"We have other priorities as far as increasing voter participation and with the expanded voting opportunities legislation," Steven Fletcher said in an interview.
"And that is our focus. That obviously will affect a lot more people."
Dmitri Soudas, a spokesperson for Prime Minister Stephen Harper, confirmed the government still supports the idea of forcing voters to reveal their faces, but said the bill doesn't have opposition support.
"The bottom line is even if we were to proceed with legislation, it would be voted down immediately," Soudas said.
The government introduced the bill in October 2007, a month after an Elections Canada ruling allowed Muslim women to vote with their faces covered by burkas or niqabs during three Quebec byelections.
That decision infuriated the government, and Harper accused Elections Canada of subverting the will of Parliament, which several months earlier had unanimously adopted legislation beefing up voter identification requirements.
"I profoundly disagree with the decision," Harper said at the time. "The role of Elections Canada is not to make its own laws, it's to put into place the laws that Parliament has passed."

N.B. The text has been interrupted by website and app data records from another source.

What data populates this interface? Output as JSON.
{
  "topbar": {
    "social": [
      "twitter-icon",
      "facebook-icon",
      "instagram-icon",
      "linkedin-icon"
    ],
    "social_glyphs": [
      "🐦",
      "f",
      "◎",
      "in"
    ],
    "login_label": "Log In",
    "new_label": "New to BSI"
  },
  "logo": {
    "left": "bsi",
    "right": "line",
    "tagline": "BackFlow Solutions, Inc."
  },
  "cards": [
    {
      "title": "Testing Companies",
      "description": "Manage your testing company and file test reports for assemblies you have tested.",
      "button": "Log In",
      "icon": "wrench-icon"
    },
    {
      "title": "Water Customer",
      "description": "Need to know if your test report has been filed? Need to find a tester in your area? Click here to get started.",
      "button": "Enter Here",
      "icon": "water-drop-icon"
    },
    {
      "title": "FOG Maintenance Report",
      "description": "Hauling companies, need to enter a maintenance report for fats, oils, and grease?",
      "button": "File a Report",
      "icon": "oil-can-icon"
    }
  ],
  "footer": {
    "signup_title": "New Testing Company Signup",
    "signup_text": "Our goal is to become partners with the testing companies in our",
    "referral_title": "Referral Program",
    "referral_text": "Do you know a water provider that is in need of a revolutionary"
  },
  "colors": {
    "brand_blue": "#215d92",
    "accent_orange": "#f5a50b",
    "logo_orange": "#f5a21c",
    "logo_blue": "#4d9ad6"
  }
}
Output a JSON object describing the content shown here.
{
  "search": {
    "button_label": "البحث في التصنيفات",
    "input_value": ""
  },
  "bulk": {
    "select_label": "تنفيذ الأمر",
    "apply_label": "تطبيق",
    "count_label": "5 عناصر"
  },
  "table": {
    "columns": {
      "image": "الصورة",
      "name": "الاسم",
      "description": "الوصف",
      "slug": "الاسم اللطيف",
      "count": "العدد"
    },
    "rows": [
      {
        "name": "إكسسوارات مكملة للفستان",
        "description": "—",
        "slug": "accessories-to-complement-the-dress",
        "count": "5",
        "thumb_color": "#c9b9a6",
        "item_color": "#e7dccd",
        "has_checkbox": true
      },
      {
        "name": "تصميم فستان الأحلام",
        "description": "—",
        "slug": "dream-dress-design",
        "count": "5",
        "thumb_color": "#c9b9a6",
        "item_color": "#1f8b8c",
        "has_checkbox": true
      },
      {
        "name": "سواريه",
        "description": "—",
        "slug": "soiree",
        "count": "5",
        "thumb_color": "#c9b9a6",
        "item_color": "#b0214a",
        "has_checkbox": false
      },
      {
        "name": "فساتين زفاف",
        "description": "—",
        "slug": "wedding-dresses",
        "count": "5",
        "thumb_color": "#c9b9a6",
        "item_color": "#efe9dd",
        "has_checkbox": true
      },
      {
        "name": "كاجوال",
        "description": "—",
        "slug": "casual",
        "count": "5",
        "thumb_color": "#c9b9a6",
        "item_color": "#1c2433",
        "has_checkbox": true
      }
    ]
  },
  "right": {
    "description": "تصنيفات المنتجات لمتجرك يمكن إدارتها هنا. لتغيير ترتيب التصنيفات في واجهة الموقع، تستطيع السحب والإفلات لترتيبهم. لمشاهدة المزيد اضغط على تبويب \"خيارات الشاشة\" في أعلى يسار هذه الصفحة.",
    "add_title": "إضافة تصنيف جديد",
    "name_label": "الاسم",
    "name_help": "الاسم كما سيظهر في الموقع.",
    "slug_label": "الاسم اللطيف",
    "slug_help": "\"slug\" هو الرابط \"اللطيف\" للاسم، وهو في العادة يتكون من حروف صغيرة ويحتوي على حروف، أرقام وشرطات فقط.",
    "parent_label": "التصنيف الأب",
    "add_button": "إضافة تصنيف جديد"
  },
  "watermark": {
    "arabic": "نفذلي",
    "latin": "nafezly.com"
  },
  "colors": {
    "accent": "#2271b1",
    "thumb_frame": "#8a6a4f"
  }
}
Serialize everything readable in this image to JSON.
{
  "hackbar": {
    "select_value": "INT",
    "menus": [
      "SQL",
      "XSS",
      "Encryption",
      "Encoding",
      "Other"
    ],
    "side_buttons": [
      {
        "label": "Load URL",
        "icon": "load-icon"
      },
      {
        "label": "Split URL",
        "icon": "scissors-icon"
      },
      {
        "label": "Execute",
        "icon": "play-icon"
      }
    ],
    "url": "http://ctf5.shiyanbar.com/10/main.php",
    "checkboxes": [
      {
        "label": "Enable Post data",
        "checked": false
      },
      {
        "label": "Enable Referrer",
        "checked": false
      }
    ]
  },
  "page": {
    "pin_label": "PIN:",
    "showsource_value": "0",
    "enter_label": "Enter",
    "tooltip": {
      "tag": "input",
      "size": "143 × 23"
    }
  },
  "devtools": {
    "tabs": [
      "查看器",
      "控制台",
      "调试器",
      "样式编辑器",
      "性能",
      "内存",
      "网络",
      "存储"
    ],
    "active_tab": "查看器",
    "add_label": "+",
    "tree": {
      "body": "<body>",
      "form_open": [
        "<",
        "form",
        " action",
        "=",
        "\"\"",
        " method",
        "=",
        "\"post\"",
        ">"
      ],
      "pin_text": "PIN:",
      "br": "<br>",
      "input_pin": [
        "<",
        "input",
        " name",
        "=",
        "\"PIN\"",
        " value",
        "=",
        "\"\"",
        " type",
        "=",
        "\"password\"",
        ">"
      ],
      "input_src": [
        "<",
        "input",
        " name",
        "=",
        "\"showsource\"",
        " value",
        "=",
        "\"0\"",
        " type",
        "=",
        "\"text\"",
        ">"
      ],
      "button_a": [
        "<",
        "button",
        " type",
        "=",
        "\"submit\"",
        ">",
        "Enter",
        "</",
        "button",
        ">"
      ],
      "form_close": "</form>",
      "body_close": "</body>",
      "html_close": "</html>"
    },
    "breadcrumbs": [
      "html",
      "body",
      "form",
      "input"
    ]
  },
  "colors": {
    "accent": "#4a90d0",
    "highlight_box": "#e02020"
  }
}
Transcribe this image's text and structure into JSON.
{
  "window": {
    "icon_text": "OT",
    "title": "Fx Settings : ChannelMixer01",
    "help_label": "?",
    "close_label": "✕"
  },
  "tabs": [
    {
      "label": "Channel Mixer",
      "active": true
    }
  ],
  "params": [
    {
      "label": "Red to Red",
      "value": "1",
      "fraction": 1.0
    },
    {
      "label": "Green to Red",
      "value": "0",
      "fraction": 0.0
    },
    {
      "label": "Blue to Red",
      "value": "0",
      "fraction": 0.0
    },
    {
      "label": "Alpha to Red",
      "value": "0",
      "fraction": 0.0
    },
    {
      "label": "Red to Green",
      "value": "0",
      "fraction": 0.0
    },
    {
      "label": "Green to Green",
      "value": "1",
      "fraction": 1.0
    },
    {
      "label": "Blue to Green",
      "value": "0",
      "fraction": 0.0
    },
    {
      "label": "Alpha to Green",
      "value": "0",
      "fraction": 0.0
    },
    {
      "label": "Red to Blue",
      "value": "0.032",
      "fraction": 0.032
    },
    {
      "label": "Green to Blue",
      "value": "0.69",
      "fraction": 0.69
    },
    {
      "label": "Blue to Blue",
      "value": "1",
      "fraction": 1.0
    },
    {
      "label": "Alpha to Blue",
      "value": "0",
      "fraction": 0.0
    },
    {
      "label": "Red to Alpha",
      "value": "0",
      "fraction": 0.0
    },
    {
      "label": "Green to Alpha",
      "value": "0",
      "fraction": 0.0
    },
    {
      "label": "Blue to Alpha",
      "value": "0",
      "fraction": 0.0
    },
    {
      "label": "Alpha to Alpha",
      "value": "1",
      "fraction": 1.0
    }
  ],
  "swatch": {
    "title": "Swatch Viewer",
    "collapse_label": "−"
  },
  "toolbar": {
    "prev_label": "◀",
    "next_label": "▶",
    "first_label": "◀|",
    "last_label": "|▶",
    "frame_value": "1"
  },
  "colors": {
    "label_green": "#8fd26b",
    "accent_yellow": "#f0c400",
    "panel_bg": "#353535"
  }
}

The government's proposed amendment to the Canada Elections Act would have made a limited exception for any voter whose face is swathed in bandages due to surgery or some other medical reason. It also would have given some flexibility to Elections Canada officials to administer the law in a manner respectful of religious beliefs.
Opposition parties initially supported the proposed legislation, but later backed off when the issue was more closely examined.
Chief electoral officer Marc Mayrand noted that the beefed-up ID requirements passed by Parliament in 2007 did not, in fact, authorize the agency to compel visual identification of voters.
Moreover, it was pointed out that thousands of Canadians have no photo ID. Requiring them to show their faces would be meaningless without photo identification against which to verify their identities.
The Elections Act gives voters three ways to prove their identification in order to cast a ballot: provide a government photo ID; provide two pieces of approved ID, at least one of which must state their address (but neither of which must contain a photo); or have another voter registered in the same district vouch for them.
The federal government's decision comes days after French President Nicolas Sarkozy said full-body gowns that are worn by the most conservative Muslim women have no place in France.
Sarkozy said wearing the burka or the niqab isn't about religion, but the subjugation of women.
"In our country, we cannot accept that women be prisoners behind a screen, cut off from all social life, deprived of all identity," Sarkozy said to extended applause in a speech Monday.
With files from The Canadian Press, The Associated Press